TASK PROMPT: Among the entries below, find each line with "rune" and show it.

DATA TO USE:
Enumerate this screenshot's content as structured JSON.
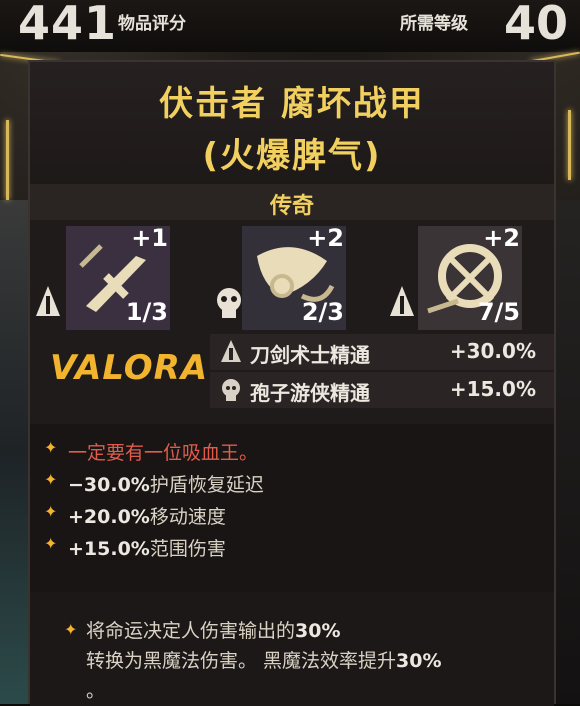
{
  "header": {
    "item_score": "441",
    "item_score_label": "物品评分",
    "required_level_label": "所需等级",
    "required_level": "40"
  },
  "item": {
    "name_line1": "伏击者 腐坏战甲",
    "name_line2": "(火爆脾气)",
    "rarity": "传奇"
  },
  "aspects": [
    {
      "bonus": "+1",
      "count": "1/3",
      "icon": "sword-rune-icon",
      "class_icon": "blademaster-class-icon"
    },
    {
      "bonus": "+2",
      "count": "2/3",
      "icon": "creature-rune-icon",
      "class_icon": "spore-ranger-class-icon"
    },
    {
      "bonus": "+2",
      "count": "7/5",
      "icon": "chaos-rune-icon",
      "class_icon": "blademaster-class-icon"
    }
  ],
  "brand": "VALORA",
  "stats": [
    {
      "label": "刀剑术士精通",
      "value": "+30.0%",
      "icon": "blademaster-class-icon"
    },
    {
      "label": "孢子游侠精通",
      "value": "+15.0%",
      "icon": "spore-ranger-class-icon"
    }
  ],
  "affixes": [
    {
      "num": "",
      "text": "一定要有一位吸血王。",
      "style": "red"
    },
    {
      "num": "−30.0%",
      "text": "护盾恢复延迟",
      "style": "normal"
    },
    {
      "num": "+20.0%",
      "text": "移动速度",
      "style": "normal"
    },
    {
      "num": "+15.0%",
      "text": "范围伤害",
      "style": "normal"
    }
  ],
  "legendary": {
    "part1": "将命运决定人伤害输出的",
    "num1": "30%",
    "part2": "转换为黑魔法伤害。 黑魔法效率提升",
    "num2": "30%",
    "part3": "。"
  },
  "colors": {
    "title": "#f2d060",
    "accent": "#f2b42e",
    "negative": "#e05c4c"
  }
}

ANSWER TO THE PROBLEM:
      "icon": "sword-rune-icon",
      "icon": "creature-rune-icon",
      "icon": "chaos-rune-icon",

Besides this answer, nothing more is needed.